§ Work item: Find each line of the material below in which the word "JSON" occurs, and return it.
── Dataset records ──
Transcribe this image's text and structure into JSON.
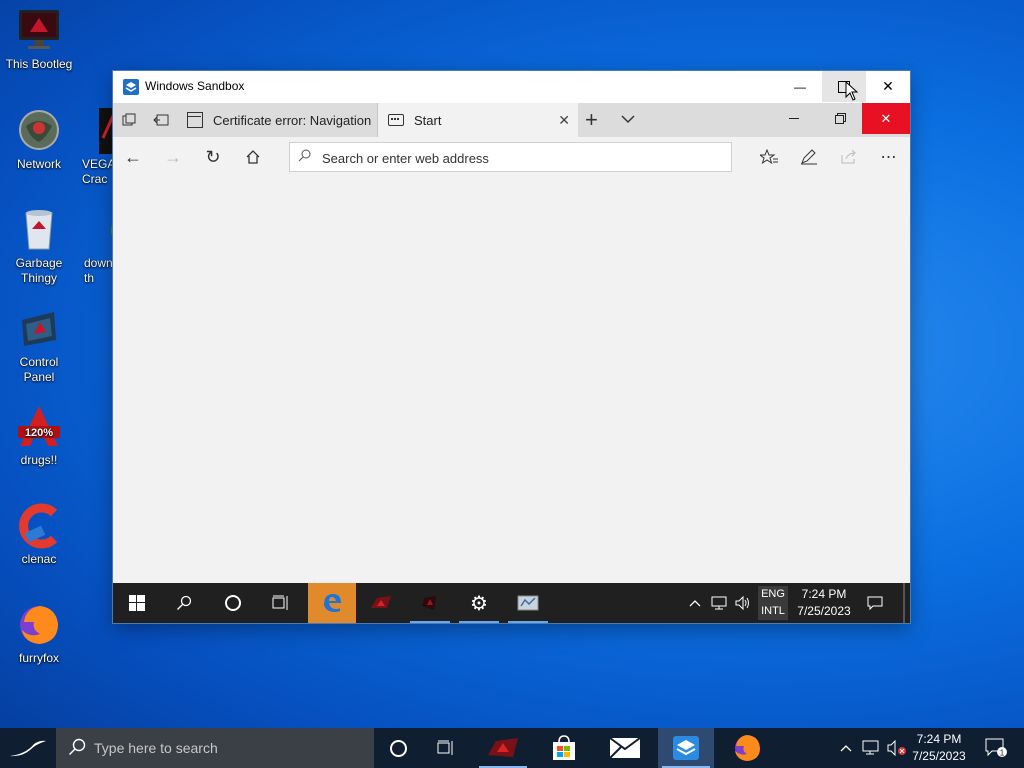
{
  "desktop": {
    "icons": [
      {
        "label": "This Bootleg"
      },
      {
        "label": "Network"
      },
      {
        "label": "VEGA\nCrac"
      },
      {
        "label": "Garbage\nThingy"
      },
      {
        "label": "down\nth"
      },
      {
        "label": "Control\nPanel"
      },
      {
        "label": "drugs!!",
        "badge": "120%"
      },
      {
        "label": "clenac"
      },
      {
        "label": "furryfox"
      }
    ]
  },
  "sandbox": {
    "title": "Windows Sandbox",
    "minimize": "—",
    "maximize": "☐",
    "close": "✕"
  },
  "edge": {
    "tabs": [
      {
        "label": "Certificate error: Navigation"
      },
      {
        "label": "Start"
      }
    ],
    "tab_close": "✕",
    "new_tab": "+",
    "tab_menu": "⌵",
    "address_placeholder": "Search or enter web address"
  },
  "inner_taskbar": {
    "lang_top": "ENG",
    "lang_bottom": "INTL",
    "time": "7:24 PM",
    "date": "7/25/2023"
  },
  "taskbar": {
    "search_placeholder": "Type here to search",
    "time": "7:24 PM",
    "date": "7/25/2023",
    "notification_count": "1"
  },
  "colors": {
    "edge_close": "#e81123",
    "active_task": "#e08a2c",
    "desktop": "#0b6fe0"
  }
}
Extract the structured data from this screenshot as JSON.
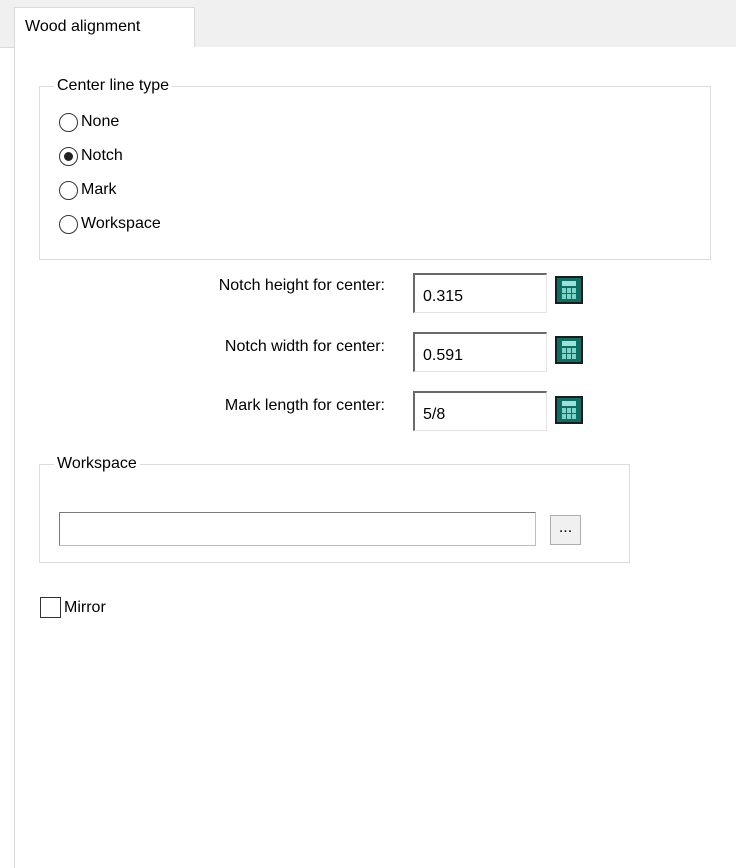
{
  "tabs": [
    {
      "label": "Wood alignment",
      "active": true
    }
  ],
  "center_line_type": {
    "legend": "Center line type",
    "options": [
      {
        "label": "None",
        "selected": false
      },
      {
        "label": "Notch",
        "selected": true
      },
      {
        "label": "Mark",
        "selected": false
      },
      {
        "label": "Workspace",
        "selected": false
      }
    ]
  },
  "fields": {
    "notch_height": {
      "label": "Notch height for center:",
      "value": "0.315"
    },
    "notch_width": {
      "label": "Notch width for center:",
      "value": "0.591"
    },
    "mark_length": {
      "label": "Mark length for center:",
      "value": "5/8"
    }
  },
  "workspace": {
    "legend": "Workspace",
    "path_value": "",
    "browse_label": "..."
  },
  "mirror": {
    "label": "Mirror",
    "checked": false
  },
  "icons": {
    "calculator": "calculator-icon"
  },
  "colors": {
    "calculator_body": "#0f6e64",
    "tab_strip": "#f0f0f0"
  }
}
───
§ Response:
Transcribe this image's text and structure into JSON.
Extract the structured data from this screenshot as JSON.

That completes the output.